|dc.description.abstract||Commercial off-bottom aquaculture of the Eastern oyster, Crassostrea virginica, is challenged by repeated spring and summer mortality events that disproportionally affect triploid oysters. Many farmers believe common farm practices, especially during hot summer months, may cause triploids to die. This study aimed to investigate how diploid and triploid oysters react differently to common stressors imposed by farmers such as tumbling during size grading and desiccation to prevent bio-fouling. A field experiment was run to subject diploids and triploid oysters to these stressors and monitor their responses. Additionally, lab experiments were performed to assess the responses of diploid and triploid oysters to desiccation stress using shell-closing strength. Triploid oysters did not suffer from higher mortality rates than diploid oysters exposed to the same stress treatment in the field. Furthermore, triploids oysters were less vulnerable to repeated desiccation stress than diploid oysters during the lab trials. This study did not capture the environmental conditions that caused higher mortality in triploids, but it does rule-out two common farm practices as a likely cause. Hence, other factors, potentially environmental stress or the interaction of environmental factors and farm practices may limit triploid survival and warrant further study.

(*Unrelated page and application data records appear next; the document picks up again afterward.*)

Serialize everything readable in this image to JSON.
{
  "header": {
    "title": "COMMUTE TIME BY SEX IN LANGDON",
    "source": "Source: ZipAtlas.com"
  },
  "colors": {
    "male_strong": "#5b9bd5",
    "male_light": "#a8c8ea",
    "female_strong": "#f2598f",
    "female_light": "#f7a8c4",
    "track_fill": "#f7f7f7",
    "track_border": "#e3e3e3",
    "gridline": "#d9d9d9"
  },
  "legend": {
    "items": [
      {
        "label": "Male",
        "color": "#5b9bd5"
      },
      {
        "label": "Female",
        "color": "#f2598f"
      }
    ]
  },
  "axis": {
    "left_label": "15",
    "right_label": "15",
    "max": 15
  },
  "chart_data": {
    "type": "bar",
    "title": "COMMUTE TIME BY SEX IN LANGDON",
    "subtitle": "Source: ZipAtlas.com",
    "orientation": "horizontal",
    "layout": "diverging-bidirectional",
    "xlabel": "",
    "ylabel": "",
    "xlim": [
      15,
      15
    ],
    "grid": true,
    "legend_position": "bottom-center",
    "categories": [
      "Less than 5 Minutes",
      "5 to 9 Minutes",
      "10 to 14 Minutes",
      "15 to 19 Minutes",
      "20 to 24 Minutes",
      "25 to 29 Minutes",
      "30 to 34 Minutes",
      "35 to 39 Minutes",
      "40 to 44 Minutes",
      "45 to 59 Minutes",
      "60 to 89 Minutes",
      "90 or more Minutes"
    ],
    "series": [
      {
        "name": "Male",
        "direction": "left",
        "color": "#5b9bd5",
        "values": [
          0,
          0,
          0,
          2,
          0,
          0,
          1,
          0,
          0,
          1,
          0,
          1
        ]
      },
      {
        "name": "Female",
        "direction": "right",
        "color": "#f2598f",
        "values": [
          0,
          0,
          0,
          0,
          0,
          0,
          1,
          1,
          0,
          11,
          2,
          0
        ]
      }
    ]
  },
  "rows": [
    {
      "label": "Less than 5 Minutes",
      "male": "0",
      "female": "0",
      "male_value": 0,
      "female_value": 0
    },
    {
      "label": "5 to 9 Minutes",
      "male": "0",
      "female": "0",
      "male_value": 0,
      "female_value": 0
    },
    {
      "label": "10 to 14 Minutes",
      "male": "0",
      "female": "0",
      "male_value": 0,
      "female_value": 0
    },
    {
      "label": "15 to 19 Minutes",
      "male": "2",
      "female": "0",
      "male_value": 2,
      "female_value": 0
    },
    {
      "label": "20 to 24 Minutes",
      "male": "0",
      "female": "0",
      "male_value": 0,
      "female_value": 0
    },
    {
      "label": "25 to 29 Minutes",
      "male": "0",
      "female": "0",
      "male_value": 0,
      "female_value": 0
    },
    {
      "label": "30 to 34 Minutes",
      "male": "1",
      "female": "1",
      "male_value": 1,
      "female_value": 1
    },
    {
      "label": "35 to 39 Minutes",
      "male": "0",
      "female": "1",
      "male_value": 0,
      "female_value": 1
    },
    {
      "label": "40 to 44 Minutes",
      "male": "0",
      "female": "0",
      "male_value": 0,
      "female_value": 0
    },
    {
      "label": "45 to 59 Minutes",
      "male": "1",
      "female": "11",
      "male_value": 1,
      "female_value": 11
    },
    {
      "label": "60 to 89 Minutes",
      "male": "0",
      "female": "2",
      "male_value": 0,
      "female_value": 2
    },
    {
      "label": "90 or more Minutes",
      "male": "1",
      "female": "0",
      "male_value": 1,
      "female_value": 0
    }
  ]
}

Key words: oysters, triploids, mortality, stress, aquaculture, shell-closing strength, SCS||en_US